And arrested again by the establishment of the State of Israel.
While many times Ahashveraus, the Persian king, is depicted as foolish, rather like the king in Aladdin, the rabbinical commentators see him as considerably more malevolent, anywhere from looking for a reason to exterminate the Jews to hostile, and willing to let himself be persuaded in the matter. They note that it was under his rule that reconstruction on the Temple came to a halt, under obstacles and threats from the throne.
Which brings us to today.
While history doesn’t repeat, President Obama is certainly doing a fine, fine Ahashveraus impersonation when it comes to Israel. His hostility is manifest, and even if he’s not willing to take positive action himself on the matter, he doesn’t seem very interested in doing anything to impede Israel’s neighborhood enemies.

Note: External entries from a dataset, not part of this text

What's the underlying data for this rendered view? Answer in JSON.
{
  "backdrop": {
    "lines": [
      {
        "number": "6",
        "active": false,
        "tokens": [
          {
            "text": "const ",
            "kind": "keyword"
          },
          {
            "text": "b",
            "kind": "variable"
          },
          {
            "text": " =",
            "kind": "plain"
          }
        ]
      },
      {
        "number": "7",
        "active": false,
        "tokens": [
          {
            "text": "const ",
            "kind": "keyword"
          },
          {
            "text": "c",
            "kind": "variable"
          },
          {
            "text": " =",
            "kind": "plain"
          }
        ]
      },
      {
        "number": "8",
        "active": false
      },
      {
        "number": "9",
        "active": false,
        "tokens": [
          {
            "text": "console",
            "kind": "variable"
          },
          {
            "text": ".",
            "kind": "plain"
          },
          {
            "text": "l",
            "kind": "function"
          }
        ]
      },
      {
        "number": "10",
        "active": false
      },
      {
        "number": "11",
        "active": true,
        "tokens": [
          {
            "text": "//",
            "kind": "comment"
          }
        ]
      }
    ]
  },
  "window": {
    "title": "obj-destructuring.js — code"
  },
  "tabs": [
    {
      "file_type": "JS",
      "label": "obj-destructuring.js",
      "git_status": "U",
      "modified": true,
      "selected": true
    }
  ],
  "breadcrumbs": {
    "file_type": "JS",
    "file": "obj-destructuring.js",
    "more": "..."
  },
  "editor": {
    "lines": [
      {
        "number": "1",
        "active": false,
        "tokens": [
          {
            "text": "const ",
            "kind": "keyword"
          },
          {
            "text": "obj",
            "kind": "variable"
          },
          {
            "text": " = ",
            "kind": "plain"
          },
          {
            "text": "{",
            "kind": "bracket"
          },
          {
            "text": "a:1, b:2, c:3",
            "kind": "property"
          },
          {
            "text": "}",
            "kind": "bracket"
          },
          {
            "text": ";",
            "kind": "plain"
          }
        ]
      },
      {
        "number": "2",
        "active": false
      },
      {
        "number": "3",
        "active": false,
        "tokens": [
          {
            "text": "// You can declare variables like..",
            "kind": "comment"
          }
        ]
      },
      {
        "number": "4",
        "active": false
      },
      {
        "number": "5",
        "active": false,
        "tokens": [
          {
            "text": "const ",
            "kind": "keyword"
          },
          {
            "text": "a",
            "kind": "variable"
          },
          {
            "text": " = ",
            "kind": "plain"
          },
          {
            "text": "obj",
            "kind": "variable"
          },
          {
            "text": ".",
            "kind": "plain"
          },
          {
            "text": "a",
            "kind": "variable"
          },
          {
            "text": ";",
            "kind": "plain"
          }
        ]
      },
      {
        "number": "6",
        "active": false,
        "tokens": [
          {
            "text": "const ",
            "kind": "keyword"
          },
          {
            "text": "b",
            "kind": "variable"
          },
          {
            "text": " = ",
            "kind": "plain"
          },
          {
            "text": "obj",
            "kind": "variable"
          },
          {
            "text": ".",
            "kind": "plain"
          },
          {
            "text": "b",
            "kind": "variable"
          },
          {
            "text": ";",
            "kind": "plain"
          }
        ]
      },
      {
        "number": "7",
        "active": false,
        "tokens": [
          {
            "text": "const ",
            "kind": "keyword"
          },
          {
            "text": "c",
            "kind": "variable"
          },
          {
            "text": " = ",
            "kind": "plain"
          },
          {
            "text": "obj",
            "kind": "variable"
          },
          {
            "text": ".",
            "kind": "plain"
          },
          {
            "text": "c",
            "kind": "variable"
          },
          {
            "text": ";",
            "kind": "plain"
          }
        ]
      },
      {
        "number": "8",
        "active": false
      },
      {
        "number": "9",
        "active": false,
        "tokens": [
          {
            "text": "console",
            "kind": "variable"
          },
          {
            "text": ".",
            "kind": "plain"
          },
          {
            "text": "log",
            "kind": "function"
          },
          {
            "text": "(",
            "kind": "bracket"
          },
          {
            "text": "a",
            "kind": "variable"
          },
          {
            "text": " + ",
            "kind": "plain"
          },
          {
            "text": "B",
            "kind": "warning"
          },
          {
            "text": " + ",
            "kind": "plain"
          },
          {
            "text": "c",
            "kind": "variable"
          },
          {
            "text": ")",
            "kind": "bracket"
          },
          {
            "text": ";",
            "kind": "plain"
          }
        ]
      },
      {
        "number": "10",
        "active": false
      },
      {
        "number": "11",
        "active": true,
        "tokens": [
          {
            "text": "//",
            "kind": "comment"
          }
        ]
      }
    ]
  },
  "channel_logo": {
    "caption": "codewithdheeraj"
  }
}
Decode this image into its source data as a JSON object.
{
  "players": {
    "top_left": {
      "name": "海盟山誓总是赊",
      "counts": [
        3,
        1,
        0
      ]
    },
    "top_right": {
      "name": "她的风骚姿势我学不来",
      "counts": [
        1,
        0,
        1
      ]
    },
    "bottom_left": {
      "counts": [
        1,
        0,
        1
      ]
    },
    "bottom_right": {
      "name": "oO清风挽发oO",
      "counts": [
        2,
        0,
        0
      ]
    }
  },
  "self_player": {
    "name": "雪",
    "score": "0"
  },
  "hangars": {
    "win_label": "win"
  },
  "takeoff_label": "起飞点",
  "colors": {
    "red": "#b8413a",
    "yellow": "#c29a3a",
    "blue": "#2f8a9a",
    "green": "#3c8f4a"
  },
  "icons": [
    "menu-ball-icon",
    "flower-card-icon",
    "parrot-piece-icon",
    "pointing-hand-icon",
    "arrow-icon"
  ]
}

His recent on-again-off-again veto or not of yet another Security Council resolution on Israel was designed as much to show the Israelis who was in charge, as though Israel really believes it can willingly alienate an American president. His lecture to American Jewish leaders that they need to “search their souls” on Israel’s (and their) desire for peace, made the implicit threat almost explicit.
Much of the point of Fate and Destiny is the difference between being active in your future, and being passive, at the mercy of other people and forces. (I’m not sure if the essay, written to provide a theological basis for Orthodox support for Israel, uses the Purim-Chanukah comparison. Undergoing an Omahavian exile myself, I don’t have access to my copy.) Unfortunately, then, as now, too many Jews are more comfortable acting under those parameters. It is too much like a replay, at a national level, of the deals-for-today that Jews had to make for centuries for their communities to survive.
Instead, we should be acting forcefully to shape our own future. Forcefully doesn’t mean recklessly or insultingly. But as an Orthodox Jew and a patriotic American, I believe that Israel’s interests & principles, and those of the US coincide far, far more often than they collide, and lucky for me that they do.
Right now, when we have a President who shows himself to be uncertain at best about American interests and principles, the temptation is to try to ride things out. But such decisions, taken cumulatively, have long-term consequences. It’s one of the reasons why I supposed Sharon’s disengagement strategy – it was an attempt to seize the initiative and set the terms of the debate, and but for his age and health, it might have succeeded.
We need to remember that we do have another choice. We are lucky to live in an age when we can choose Chanukah over Purim.